Links of London models
Links of London has fallen into administration Credit: Lauren Maccabee 

Links of London has gone bust, putting 350 jobs at risk as the High Street crisis claims another victim.

The London-based jewellery seller, which has 28 stores and seven concessions in the UK and Ireland, drafted in administrators from Deloitte on Thursday after it failed to find a buyer.

Efforts to raise more finance or cut rent bills also fell flat.

Matt Smith, of Deloitte, said: "The company has had to contend with difficult trading conditions that have impacted the whole retail sector."

Staff get to keep their jobs for now as Deloitte continues to look for suitors.

If it fails to find a buyer, the administrator will seek to recover some cash for creditors – including suppliers, landlords and lenders – by potentially selling some of Links' remaining stock.

Links is owned by the scandal-hit Greek retail group Folli Follie. It was set up by husband-and-wife team John Ayton and Annoushka Ducas in 1990 and went on to sell goods to high-end department store chain Harvey Nichols.

It had almost 50 shops when the couple offloaded the business to Folli Follie in 2006. The chain posted a loss of £20.6m on sales of £42.9m for the year to the end of December 2017. At the time, it had £79m of short-term debt.

The company's international business, which is part of the enlarged Greek firm, should not be affected by its travails at home. 

Savigny Partners, which have previously advised on high profile deals in the jewellery and watches arena, were tasked with finding a buyer.
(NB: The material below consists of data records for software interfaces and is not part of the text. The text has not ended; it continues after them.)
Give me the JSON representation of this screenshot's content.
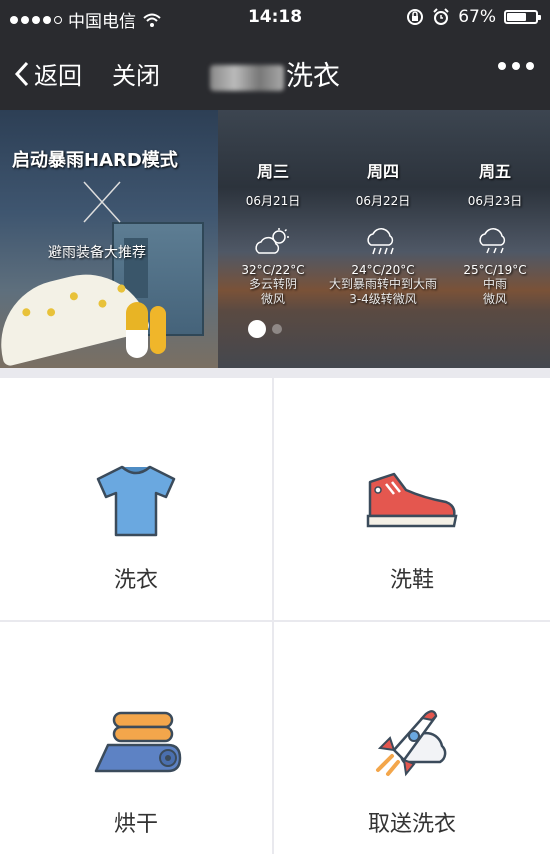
{
  "status_bar": {
    "carrier": "中国电信",
    "time": "14:18",
    "battery_percent": "67%",
    "battery_level": 0.67,
    "icons": [
      "signal-dots-icon",
      "wifi-icon",
      "rotation-lock-icon",
      "alarm-icon",
      "battery-icon"
    ]
  },
  "nav": {
    "back_label": "返回",
    "close_label": "关闭",
    "title": "洗衣",
    "more_icon": "more-dots-icon"
  },
  "banner": {
    "promo_title": "启动暴雨HARD模式",
    "promo_subtitle": "避雨装备大推荐",
    "forecast": [
      {
        "day": "周三",
        "date": "06月21日",
        "temp": "32°C/22°C",
        "desc1": "多云转阴",
        "desc2": "微风",
        "icon": "partly-cloudy-icon"
      },
      {
        "day": "周四",
        "date": "06月22日",
        "temp": "24°C/20°C",
        "desc1": "大到暴雨转中到大雨",
        "desc2": "3-4级转微风",
        "icon": "heavy-rain-icon"
      },
      {
        "day": "周五",
        "date": "06月23日",
        "temp": "25°C/19°C",
        "desc1": "中雨",
        "desc2": "微风",
        "icon": "rain-icon"
      }
    ]
  },
  "services": [
    {
      "label": "洗衣",
      "icon": "tshirt-icon"
    },
    {
      "label": "洗鞋",
      "icon": "sneaker-icon"
    },
    {
      "label": "烘干",
      "icon": "towel-icon"
    },
    {
      "label": "取送洗衣",
      "icon": "rocket-icon"
    }
  ],
  "colors": {
    "bar_bg": "#2a2b2f",
    "grid_gap": "#e9e9ee",
    "label_text": "#333333"
  }
}
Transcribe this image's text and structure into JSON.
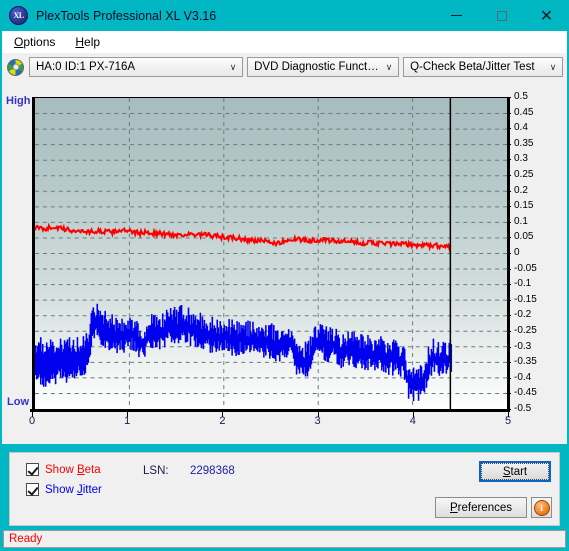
{
  "window": {
    "title": "PlexTools Professional XL V3.16",
    "app_icon": "xl-disc-icon",
    "minimize": "minimize-icon",
    "maximize": "maximize-icon",
    "close": "close-icon",
    "titlebar_color": "#00b7c3"
  },
  "menu": {
    "items": [
      {
        "label": "Options",
        "accel": "O"
      },
      {
        "label": "Help",
        "accel": "H"
      }
    ]
  },
  "toolbar": {
    "drive_icon": "disc-icon",
    "drive_combo": {
      "value": "HA:0 ID:1  PX-716A",
      "caret": "∨"
    },
    "function_combo": {
      "value": "DVD Diagnostic Functions",
      "caret": "∨"
    },
    "test_combo": {
      "value": "Q-Check Beta/Jitter Test",
      "caret": "∨"
    }
  },
  "chart_labels": {
    "high": "High",
    "low": "Low"
  },
  "controls": {
    "show_beta": {
      "label_pre": "Show ",
      "label_accel": "B",
      "label_post": "eta",
      "checked": true,
      "color": "#ff0000"
    },
    "show_jitter": {
      "label_pre": "Show ",
      "label_accel": "J",
      "label_post": "itter",
      "checked": true,
      "color": "#0000ee"
    },
    "lsn_label": "LSN:",
    "lsn_value": "2298368",
    "start_button": {
      "label_pre": "",
      "accel": "S",
      "label_post": "tart"
    },
    "preferences_button": {
      "accel": "P",
      "label_post": "references"
    },
    "info_button": {
      "glyph": "i",
      "name": "info-icon"
    }
  },
  "status": {
    "text": "Ready",
    "color": "#ff0000"
  },
  "chart_data": {
    "type": "line",
    "title": "Q-Check Beta/Jitter Test",
    "xlabel": "",
    "ylabel": "",
    "xlim": [
      0,
      5
    ],
    "ylim": [
      -0.5,
      0.5
    ],
    "xticks": [
      0,
      1,
      2,
      3,
      4,
      5
    ],
    "yticks": [
      0.5,
      0.45,
      0.4,
      0.35,
      0.3,
      0.25,
      0.2,
      0.15,
      0.1,
      0.05,
      0,
      -0.05,
      -0.1,
      -0.15,
      -0.2,
      -0.25,
      -0.3,
      -0.35,
      -0.4,
      -0.45,
      -0.5
    ],
    "ytick_labels": [
      "0.5",
      "0.45",
      "0.4",
      "0.35",
      "0.3",
      "0.25",
      "0.2",
      "0.15",
      "0.1",
      "0.05",
      "0",
      "-0.05",
      "-0.1",
      "-0.15",
      "-0.2",
      "-0.25",
      "-0.3",
      "-0.35",
      "-0.4",
      "-0.45",
      "-0.5"
    ],
    "grid": true,
    "grid_style": "dashed",
    "legend": [
      "Show Beta",
      "Show Jitter"
    ],
    "data_end_x": 4.4,
    "marker_line_x": 4.4,
    "series": [
      {
        "name": "Beta",
        "color": "#ff0000",
        "kind": "line",
        "x": [
          0.0,
          0.1,
          0.2,
          0.3,
          0.4,
          0.5,
          0.6,
          0.7,
          0.8,
          0.9,
          1.0,
          1.1,
          1.2,
          1.3,
          1.4,
          1.5,
          1.6,
          1.7,
          1.8,
          1.9,
          2.0,
          2.1,
          2.2,
          2.3,
          2.4,
          2.5,
          2.6,
          2.65,
          2.7,
          2.8,
          2.9,
          3.0,
          3.1,
          3.2,
          3.3,
          3.4,
          3.5,
          3.6,
          3.7,
          3.8,
          3.9,
          4.0,
          4.1,
          4.2,
          4.3,
          4.4
        ],
        "y": [
          0.082,
          0.08,
          0.086,
          0.078,
          0.074,
          0.072,
          0.07,
          0.072,
          0.068,
          0.076,
          0.07,
          0.066,
          0.068,
          0.064,
          0.062,
          0.06,
          0.062,
          0.058,
          0.06,
          0.056,
          0.052,
          0.05,
          0.046,
          0.042,
          0.04,
          0.036,
          0.032,
          0.044,
          0.046,
          0.044,
          0.042,
          0.044,
          0.042,
          0.04,
          0.038,
          0.036,
          0.034,
          0.034,
          0.032,
          0.03,
          0.03,
          0.028,
          0.026,
          0.026,
          0.024,
          0.022
        ]
      },
      {
        "name": "Jitter",
        "color": "#0000ee",
        "kind": "band",
        "x": [
          0.0,
          0.05,
          0.1,
          0.15,
          0.2,
          0.25,
          0.3,
          0.35,
          0.4,
          0.45,
          0.5,
          0.55,
          0.6,
          0.62,
          0.65,
          0.7,
          0.75,
          0.8,
          0.85,
          0.9,
          0.95,
          1.0,
          1.05,
          1.1,
          1.15,
          1.2,
          1.25,
          1.3,
          1.35,
          1.4,
          1.45,
          1.5,
          1.55,
          1.6,
          1.65,
          1.7,
          1.75,
          1.8,
          1.85,
          1.9,
          1.95,
          2.0,
          2.05,
          2.1,
          2.15,
          2.2,
          2.25,
          2.3,
          2.35,
          2.4,
          2.45,
          2.5,
          2.55,
          2.6,
          2.65,
          2.7,
          2.75,
          2.8,
          2.85,
          2.9,
          2.95,
          3.0,
          3.05,
          3.1,
          3.15,
          3.2,
          3.25,
          3.3,
          3.35,
          3.4,
          3.45,
          3.5,
          3.55,
          3.6,
          3.65,
          3.7,
          3.75,
          3.8,
          3.85,
          3.9,
          3.95,
          4.0,
          4.05,
          4.1,
          4.15,
          4.2,
          4.25,
          4.3,
          4.35,
          4.4
        ],
        "y_upper": [
          -0.3,
          -0.29,
          -0.31,
          -0.3,
          -0.305,
          -0.295,
          -0.3,
          -0.29,
          -0.295,
          -0.29,
          -0.285,
          -0.28,
          -0.2,
          -0.178,
          -0.185,
          -0.2,
          -0.215,
          -0.21,
          -0.23,
          -0.225,
          -0.23,
          -0.225,
          -0.22,
          -0.255,
          -0.25,
          -0.23,
          -0.215,
          -0.21,
          -0.22,
          -0.195,
          -0.19,
          -0.2,
          -0.185,
          -0.195,
          -0.21,
          -0.205,
          -0.215,
          -0.22,
          -0.23,
          -0.228,
          -0.232,
          -0.23,
          -0.235,
          -0.24,
          -0.238,
          -0.235,
          -0.24,
          -0.245,
          -0.25,
          -0.248,
          -0.245,
          -0.25,
          -0.255,
          -0.26,
          -0.255,
          -0.25,
          -0.3,
          -0.305,
          -0.31,
          -0.3,
          -0.25,
          -0.245,
          -0.25,
          -0.26,
          -0.255,
          -0.275,
          -0.28,
          -0.27,
          -0.275,
          -0.28,
          -0.285,
          -0.29,
          -0.288,
          -0.292,
          -0.29,
          -0.295,
          -0.3,
          -0.3,
          -0.305,
          -0.31,
          -0.38,
          -0.385,
          -0.39,
          -0.38,
          -0.33,
          -0.3,
          -0.305,
          -0.31,
          -0.305,
          -0.3
        ],
        "y_lower": [
          -0.38,
          -0.4,
          -0.42,
          -0.395,
          -0.41,
          -0.385,
          -0.4,
          -0.39,
          -0.385,
          -0.38,
          -0.375,
          -0.37,
          -0.27,
          -0.255,
          -0.265,
          -0.285,
          -0.295,
          -0.29,
          -0.3,
          -0.298,
          -0.3,
          -0.295,
          -0.29,
          -0.32,
          -0.315,
          -0.3,
          -0.29,
          -0.285,
          -0.295,
          -0.27,
          -0.262,
          -0.275,
          -0.258,
          -0.268,
          -0.285,
          -0.28,
          -0.29,
          -0.292,
          -0.3,
          -0.298,
          -0.302,
          -0.3,
          -0.305,
          -0.31,
          -0.308,
          -0.305,
          -0.31,
          -0.315,
          -0.32,
          -0.318,
          -0.315,
          -0.32,
          -0.325,
          -0.33,
          -0.325,
          -0.32,
          -0.37,
          -0.375,
          -0.38,
          -0.37,
          -0.32,
          -0.315,
          -0.32,
          -0.33,
          -0.325,
          -0.345,
          -0.35,
          -0.34,
          -0.345,
          -0.35,
          -0.355,
          -0.36,
          -0.358,
          -0.362,
          -0.36,
          -0.365,
          -0.37,
          -0.37,
          -0.375,
          -0.38,
          -0.45,
          -0.455,
          -0.46,
          -0.45,
          -0.4,
          -0.368,
          -0.372,
          -0.378,
          -0.372,
          -0.368
        ]
      }
    ]
  }
}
Mike Ashley's Sports Direct reportedly made a bid for the company.

A blizzard of retailers have already gone bust or been forced to seek a rescue deal as they struggle with the shift to online and higher running costs.

Firms including House of Fraser and Debenhams have been forced to seek rescue deals, while even stalwarts John Lewis and Marks & Spencer have been forced to cut costs.